### [Goal of the exercise]
Among the entries below, which lines include the string "Carlos"? Show each one.

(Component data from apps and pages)

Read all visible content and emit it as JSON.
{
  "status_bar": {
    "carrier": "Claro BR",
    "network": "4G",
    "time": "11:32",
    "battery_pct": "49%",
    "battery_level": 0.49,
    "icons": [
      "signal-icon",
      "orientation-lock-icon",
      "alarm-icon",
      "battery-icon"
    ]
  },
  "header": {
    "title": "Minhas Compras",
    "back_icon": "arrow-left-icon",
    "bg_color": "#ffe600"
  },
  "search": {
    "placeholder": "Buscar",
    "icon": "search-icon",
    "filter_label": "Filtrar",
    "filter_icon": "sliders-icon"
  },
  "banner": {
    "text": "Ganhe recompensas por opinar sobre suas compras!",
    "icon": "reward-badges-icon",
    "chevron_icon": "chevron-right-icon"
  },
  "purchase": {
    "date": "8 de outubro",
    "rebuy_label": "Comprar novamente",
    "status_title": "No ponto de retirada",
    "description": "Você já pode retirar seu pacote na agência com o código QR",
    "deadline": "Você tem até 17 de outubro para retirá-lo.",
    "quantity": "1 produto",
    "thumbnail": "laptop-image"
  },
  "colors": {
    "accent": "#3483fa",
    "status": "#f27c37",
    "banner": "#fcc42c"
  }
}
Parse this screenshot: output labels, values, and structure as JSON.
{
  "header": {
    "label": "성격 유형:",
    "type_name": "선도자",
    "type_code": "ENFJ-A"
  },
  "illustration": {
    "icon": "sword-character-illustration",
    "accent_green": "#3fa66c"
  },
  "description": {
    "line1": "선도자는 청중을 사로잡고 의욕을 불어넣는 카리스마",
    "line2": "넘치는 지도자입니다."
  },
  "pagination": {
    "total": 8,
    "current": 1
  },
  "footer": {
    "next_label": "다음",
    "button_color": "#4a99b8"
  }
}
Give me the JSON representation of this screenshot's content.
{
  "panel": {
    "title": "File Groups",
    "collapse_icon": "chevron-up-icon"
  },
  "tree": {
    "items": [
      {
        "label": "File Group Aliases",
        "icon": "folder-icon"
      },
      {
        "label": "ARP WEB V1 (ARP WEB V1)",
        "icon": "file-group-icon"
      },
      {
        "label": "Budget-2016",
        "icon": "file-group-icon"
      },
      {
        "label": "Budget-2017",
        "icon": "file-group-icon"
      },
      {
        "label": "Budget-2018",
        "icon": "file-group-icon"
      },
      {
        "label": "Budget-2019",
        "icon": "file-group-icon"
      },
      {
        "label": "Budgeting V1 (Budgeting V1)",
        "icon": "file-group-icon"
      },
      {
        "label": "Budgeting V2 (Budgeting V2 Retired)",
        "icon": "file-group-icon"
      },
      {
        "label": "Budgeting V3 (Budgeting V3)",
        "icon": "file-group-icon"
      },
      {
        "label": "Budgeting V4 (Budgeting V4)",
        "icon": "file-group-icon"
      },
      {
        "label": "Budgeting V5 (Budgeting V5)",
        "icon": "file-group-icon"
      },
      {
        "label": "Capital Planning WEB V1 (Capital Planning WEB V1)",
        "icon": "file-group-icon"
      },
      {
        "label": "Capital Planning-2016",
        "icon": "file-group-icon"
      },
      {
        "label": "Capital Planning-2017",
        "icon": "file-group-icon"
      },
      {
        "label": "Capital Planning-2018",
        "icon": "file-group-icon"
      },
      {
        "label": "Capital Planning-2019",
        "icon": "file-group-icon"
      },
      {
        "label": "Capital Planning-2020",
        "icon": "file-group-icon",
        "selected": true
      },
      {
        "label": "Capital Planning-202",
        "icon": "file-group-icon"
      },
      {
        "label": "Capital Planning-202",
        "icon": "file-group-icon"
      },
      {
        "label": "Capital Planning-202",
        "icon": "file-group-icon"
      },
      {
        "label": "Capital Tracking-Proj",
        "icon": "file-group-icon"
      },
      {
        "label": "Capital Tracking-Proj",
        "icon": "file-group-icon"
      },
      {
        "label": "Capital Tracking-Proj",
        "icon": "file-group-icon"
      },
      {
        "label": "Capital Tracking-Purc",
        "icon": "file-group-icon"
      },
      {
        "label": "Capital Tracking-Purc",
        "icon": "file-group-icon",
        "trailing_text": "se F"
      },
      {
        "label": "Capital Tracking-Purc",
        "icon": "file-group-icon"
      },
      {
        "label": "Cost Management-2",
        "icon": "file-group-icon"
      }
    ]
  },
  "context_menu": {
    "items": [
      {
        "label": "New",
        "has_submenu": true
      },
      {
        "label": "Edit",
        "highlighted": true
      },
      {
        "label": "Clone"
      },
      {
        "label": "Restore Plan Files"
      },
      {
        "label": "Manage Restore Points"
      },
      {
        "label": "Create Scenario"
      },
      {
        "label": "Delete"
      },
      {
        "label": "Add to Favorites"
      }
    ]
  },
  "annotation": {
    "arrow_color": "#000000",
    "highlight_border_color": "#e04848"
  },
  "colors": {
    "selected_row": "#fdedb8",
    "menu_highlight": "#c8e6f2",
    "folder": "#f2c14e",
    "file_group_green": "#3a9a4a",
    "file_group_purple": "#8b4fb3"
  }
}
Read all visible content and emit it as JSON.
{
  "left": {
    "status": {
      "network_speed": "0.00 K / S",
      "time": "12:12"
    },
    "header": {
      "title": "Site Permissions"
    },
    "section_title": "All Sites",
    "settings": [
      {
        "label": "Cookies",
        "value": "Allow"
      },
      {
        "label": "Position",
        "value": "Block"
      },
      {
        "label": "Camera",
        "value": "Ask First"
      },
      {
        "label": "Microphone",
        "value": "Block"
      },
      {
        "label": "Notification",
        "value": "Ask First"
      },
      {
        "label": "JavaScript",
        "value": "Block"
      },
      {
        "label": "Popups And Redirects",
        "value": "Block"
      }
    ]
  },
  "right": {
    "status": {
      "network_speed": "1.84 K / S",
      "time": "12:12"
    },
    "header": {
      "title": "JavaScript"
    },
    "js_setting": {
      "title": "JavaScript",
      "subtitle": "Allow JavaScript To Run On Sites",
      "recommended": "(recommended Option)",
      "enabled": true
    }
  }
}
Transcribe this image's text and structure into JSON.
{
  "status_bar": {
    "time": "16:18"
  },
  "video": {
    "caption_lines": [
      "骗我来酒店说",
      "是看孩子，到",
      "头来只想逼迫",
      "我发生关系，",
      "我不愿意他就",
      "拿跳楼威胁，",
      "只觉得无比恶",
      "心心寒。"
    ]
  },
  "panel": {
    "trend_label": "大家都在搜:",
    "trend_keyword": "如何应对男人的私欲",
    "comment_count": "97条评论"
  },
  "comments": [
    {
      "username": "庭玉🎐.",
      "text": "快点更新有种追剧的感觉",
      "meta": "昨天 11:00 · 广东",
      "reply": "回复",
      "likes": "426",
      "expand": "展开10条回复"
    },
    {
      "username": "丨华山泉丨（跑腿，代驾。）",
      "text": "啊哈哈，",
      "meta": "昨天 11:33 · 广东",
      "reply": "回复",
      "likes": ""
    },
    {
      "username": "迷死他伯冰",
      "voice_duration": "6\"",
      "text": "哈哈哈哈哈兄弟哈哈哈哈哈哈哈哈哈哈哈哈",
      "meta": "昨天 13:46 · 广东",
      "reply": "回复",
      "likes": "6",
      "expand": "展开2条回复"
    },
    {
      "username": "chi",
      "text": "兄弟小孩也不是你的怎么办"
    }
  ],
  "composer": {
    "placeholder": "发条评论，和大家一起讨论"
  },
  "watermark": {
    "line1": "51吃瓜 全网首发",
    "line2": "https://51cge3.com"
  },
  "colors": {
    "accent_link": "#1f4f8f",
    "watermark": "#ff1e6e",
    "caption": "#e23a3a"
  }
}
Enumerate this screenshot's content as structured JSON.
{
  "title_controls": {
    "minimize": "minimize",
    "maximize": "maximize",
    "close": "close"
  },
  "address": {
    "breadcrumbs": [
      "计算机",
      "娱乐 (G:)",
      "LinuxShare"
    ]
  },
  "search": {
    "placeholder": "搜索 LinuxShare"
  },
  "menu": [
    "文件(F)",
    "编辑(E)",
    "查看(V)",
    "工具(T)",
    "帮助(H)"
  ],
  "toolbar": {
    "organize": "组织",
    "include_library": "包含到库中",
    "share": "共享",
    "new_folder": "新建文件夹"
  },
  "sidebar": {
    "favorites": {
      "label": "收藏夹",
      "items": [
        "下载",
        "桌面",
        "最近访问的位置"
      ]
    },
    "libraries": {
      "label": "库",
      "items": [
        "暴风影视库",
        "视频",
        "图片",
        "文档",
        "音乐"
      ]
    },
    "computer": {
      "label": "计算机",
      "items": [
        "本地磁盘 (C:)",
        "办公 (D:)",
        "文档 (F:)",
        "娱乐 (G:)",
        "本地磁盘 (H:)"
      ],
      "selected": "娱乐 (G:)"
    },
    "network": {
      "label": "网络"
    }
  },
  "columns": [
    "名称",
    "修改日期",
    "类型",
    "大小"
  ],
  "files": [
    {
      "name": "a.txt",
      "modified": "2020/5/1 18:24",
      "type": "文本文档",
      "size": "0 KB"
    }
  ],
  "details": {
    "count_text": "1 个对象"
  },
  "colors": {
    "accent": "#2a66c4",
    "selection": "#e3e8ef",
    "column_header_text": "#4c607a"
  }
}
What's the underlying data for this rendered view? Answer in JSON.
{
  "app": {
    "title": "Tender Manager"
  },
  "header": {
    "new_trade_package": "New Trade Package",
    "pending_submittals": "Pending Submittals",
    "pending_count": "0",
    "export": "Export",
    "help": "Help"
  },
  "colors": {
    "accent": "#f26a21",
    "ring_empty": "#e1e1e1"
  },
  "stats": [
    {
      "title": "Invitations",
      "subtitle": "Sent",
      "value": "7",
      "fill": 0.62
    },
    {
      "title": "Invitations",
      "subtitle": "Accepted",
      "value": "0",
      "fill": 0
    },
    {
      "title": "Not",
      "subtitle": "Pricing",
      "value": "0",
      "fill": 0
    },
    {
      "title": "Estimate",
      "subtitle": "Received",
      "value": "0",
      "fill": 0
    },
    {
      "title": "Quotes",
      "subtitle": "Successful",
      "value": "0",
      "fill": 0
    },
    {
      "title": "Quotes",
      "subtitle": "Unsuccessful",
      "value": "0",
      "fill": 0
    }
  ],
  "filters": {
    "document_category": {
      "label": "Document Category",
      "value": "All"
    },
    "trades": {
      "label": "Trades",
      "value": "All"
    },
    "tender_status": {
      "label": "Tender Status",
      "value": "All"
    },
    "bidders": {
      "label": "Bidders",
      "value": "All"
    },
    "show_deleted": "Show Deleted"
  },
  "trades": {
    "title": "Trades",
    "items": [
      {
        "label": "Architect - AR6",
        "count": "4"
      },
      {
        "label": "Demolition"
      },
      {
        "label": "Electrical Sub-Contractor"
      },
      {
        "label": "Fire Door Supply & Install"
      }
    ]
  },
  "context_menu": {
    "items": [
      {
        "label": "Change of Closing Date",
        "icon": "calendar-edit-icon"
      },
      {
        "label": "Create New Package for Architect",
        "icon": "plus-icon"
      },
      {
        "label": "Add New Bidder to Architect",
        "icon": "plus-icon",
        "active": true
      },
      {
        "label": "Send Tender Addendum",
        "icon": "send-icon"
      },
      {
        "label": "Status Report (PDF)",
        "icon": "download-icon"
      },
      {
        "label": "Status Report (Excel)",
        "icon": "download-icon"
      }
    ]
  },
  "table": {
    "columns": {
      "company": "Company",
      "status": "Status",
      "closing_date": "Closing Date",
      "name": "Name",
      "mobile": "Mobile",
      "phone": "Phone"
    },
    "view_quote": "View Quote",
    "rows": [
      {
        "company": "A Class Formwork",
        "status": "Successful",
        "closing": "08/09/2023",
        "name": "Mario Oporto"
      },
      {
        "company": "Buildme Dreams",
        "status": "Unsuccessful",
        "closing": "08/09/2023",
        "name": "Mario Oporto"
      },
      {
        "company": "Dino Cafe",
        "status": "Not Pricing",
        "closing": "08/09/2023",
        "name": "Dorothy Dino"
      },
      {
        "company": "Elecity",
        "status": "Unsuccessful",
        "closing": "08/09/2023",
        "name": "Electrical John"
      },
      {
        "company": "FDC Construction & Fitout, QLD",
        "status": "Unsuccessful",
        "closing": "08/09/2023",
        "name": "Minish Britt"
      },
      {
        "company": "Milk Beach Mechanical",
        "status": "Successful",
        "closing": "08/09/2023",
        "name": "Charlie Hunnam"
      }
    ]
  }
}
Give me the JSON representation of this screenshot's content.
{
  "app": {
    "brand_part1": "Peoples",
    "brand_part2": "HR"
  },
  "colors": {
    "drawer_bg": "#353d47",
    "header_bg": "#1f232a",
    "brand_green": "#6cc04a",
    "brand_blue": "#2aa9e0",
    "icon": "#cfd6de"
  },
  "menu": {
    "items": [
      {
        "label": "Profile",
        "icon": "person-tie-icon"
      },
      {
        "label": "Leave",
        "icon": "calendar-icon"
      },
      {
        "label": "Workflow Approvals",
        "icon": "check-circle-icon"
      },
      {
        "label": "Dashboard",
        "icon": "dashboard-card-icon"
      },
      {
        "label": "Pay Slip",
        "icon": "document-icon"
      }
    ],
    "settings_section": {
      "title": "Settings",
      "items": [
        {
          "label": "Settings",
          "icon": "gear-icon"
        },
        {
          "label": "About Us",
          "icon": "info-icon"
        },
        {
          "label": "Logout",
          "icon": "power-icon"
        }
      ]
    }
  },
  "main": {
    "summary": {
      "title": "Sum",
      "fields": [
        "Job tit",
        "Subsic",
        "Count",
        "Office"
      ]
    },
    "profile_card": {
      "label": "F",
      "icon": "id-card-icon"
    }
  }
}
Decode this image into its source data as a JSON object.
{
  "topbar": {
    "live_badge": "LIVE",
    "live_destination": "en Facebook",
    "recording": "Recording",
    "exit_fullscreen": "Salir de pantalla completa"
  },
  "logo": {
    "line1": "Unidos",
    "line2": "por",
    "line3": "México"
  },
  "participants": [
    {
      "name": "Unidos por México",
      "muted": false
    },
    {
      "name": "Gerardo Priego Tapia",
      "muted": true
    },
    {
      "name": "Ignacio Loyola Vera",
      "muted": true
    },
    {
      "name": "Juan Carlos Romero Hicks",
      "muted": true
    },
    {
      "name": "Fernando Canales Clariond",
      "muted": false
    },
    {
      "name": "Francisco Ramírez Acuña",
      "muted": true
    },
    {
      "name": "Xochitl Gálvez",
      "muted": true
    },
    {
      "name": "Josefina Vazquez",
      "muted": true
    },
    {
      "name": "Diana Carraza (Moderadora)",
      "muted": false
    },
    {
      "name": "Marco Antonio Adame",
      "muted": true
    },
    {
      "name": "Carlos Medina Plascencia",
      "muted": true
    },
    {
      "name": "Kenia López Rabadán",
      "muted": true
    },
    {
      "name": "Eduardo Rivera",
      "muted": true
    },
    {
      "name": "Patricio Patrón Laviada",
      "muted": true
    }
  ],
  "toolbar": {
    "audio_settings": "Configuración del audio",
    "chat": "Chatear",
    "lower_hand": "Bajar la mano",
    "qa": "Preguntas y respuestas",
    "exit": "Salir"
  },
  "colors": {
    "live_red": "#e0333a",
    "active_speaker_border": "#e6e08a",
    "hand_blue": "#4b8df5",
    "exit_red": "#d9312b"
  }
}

### [Answer area]
      "name": "Juan Carlos Romero Hicks",
      "name": "Carlos Medina Plascencia",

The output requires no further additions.